second, the Prophet would have discouraged them by telling them it was disbelief, and would have forbidden them to press him with such imploring,
third, Allāh would have forbidden His beloved to help them and protected him against committing disbelief.
The Companions, beseeching the Prophet for help, the act of the Prophet and Allāh’s approval of the act all these three factors collectively prove that istighāthah is not only valid, but is a practice of the Companions and popular with Allāh. Demand for miracles also falls in this category. When the non-believers and the infidels demanded from the holy Prophet a miraculous expression of his power, he did not call it disbelief. Instead, he performed the required miracles with his hand (splitting the moon etc). If these supernat ural acts had been disbelief, how could the Prophet have possibly perpetrated them? When the act of the Prophet does not amount to disbelief (even to think of it expels one from the fold of Islam), then how can the act of Ummah, in conformity to the practice of the Companions, be declared a form of shirk (polytheism).
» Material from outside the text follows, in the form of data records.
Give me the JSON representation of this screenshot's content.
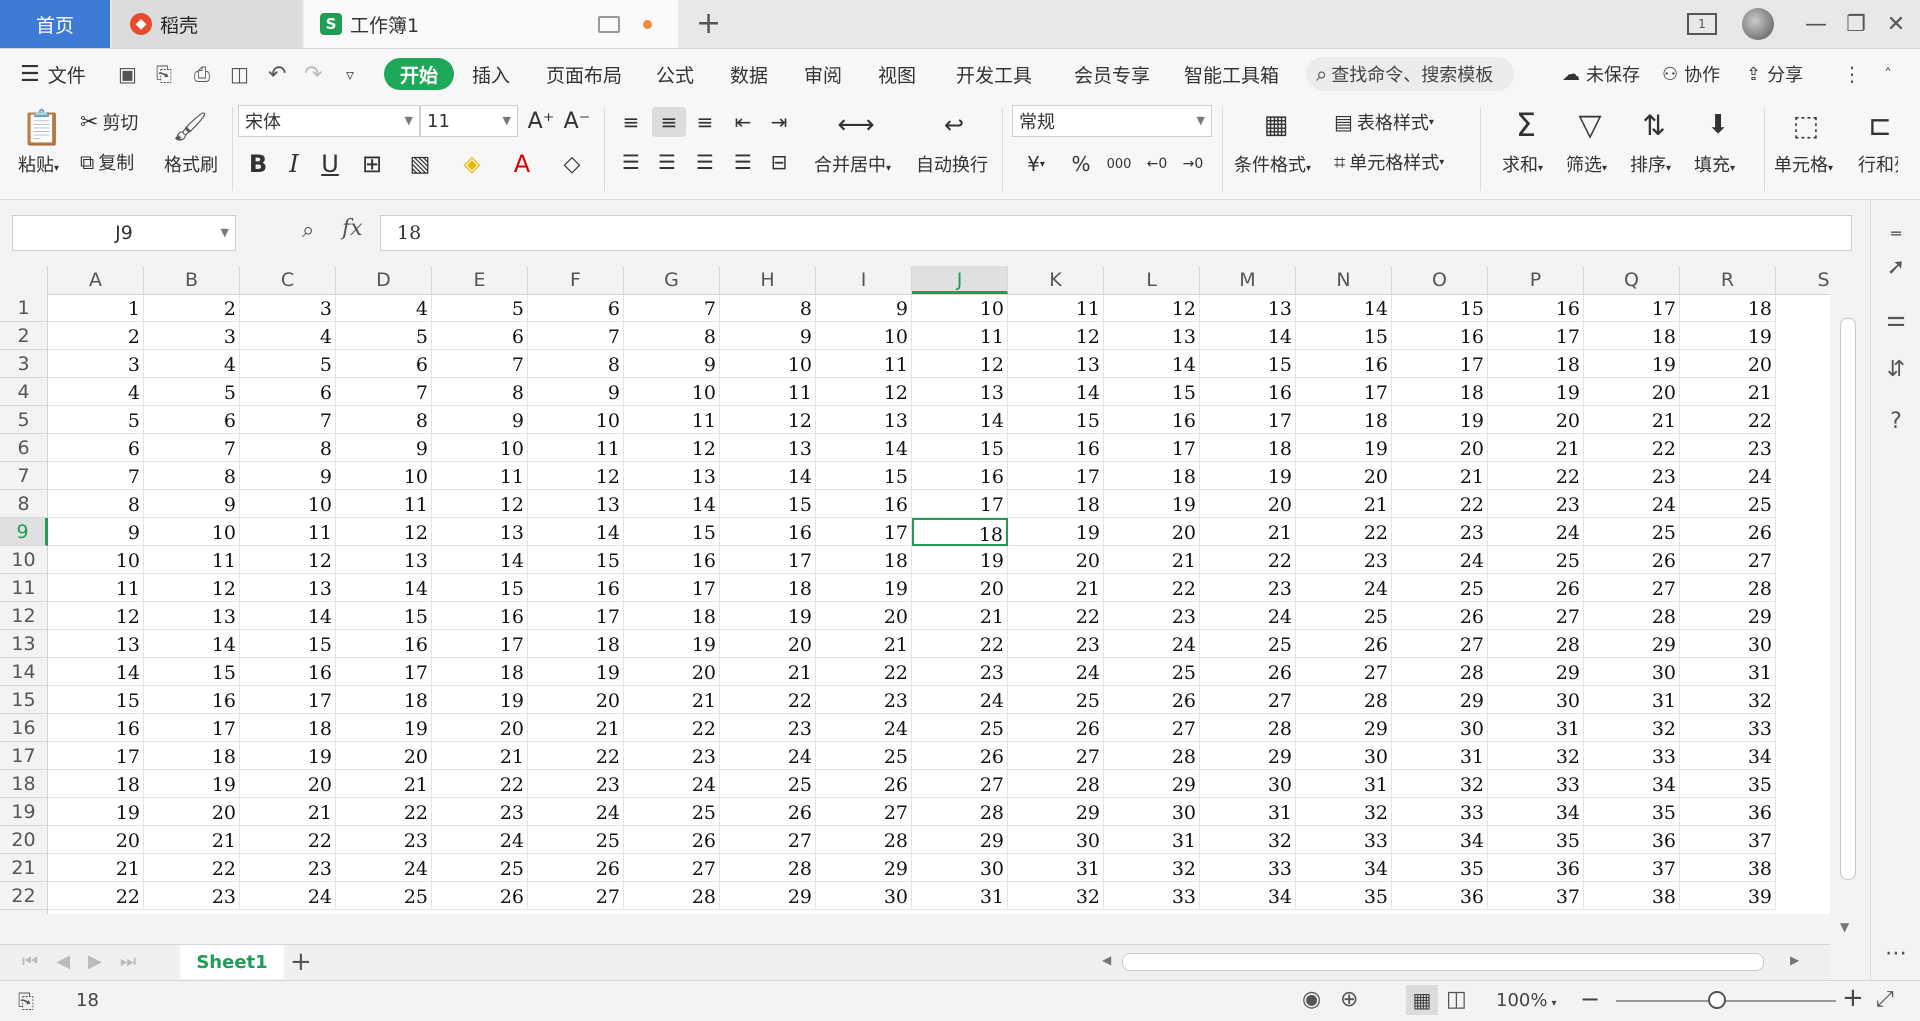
{
  "tabs": {
    "home": "首页",
    "docer": "稻壳",
    "workbook": "工作簿1",
    "new_tab": "+"
  },
  "menu": {
    "file": "文件",
    "start": "开始",
    "insert": "插入",
    "page_layout": "页面布局",
    "formula": "公式",
    "data": "数据",
    "review": "审阅",
    "view": "视图",
    "dev_tools": "开发工具",
    "member": "会员专享",
    "smart_tools": "智能工具箱",
    "search_placeholder": "查找命令、搜索模板",
    "unsaved": "未保存",
    "collab": "协作",
    "share": "分享"
  },
  "ribbon": {
    "paste": "粘贴",
    "cut": "剪切",
    "copy": "复制",
    "format_painter": "格式刷",
    "font_name": "宋体",
    "font_size": "11",
    "bold": "B",
    "italic": "I",
    "underline": "U",
    "merge_center": "合并居中",
    "wrap_text": "自动换行",
    "number_format": "常规",
    "currency": "¥",
    "percent": "%",
    "thousands": "000",
    "cond_format": "条件格式",
    "table_style": "表格样式",
    "cell_style": "单元格样式",
    "sum": "求和",
    "filter": "筛选",
    "sort": "排序",
    "fill": "填充",
    "cell": "单元格",
    "row_col": "行和列"
  },
  "formula_bar": {
    "name_box": "J9",
    "fx": "fx",
    "value": "18"
  },
  "columns": [
    "A",
    "B",
    "C",
    "D",
    "E",
    "F",
    "G",
    "H",
    "I",
    "J",
    "K",
    "L",
    "M",
    "N",
    "O",
    "P",
    "Q",
    "R",
    "S"
  ],
  "rows": [
    1,
    2,
    3,
    4,
    5,
    6,
    7,
    8,
    9,
    10,
    11,
    12,
    13,
    14,
    15,
    16,
    17,
    18,
    19,
    20,
    21,
    22
  ],
  "selected": {
    "col": "J",
    "row": 9,
    "value": 18
  },
  "sheets": [
    "Sheet1"
  ],
  "status": {
    "value": "18",
    "zoom": "100%"
  },
  "colors": {
    "accent": "#1e9d54",
    "home_tab": "#3e7bd6",
    "docer": "#e84a2f"
  }
}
The Muslims only expect mediation for help from the saints and the prophet s, and not their help because Allāh is the only true Helper. They can only recommend us to Allāh, they can’t help themselves. When they do help, it is only with divine sanction behind it and God has given power to His favourites over supplication and recommendation, though this power is only derivatively used, as Allāh says in the holy Qur’ān: Pure is He Who has created couples of everything which the earth causes to grow.
Allāh Himself in the Qur’ān has attributed the growth of grass to the earth although to cause the grass to grow is not in earth’s power because in this act of growth it serves only as an instrument and a means. This Qur’ānic verse proves that there is no harm in referring to the means or instrument of mediation as subject because it cannot lead to any misunderstanding or confusion as both the Qur’ān and the traditions contain countless references to the difference bet ween real and derivative power. Statements made by the Muslims in this sense are as devoid of disbelief as are the holy Qur’ān and the traditions of the Prophet .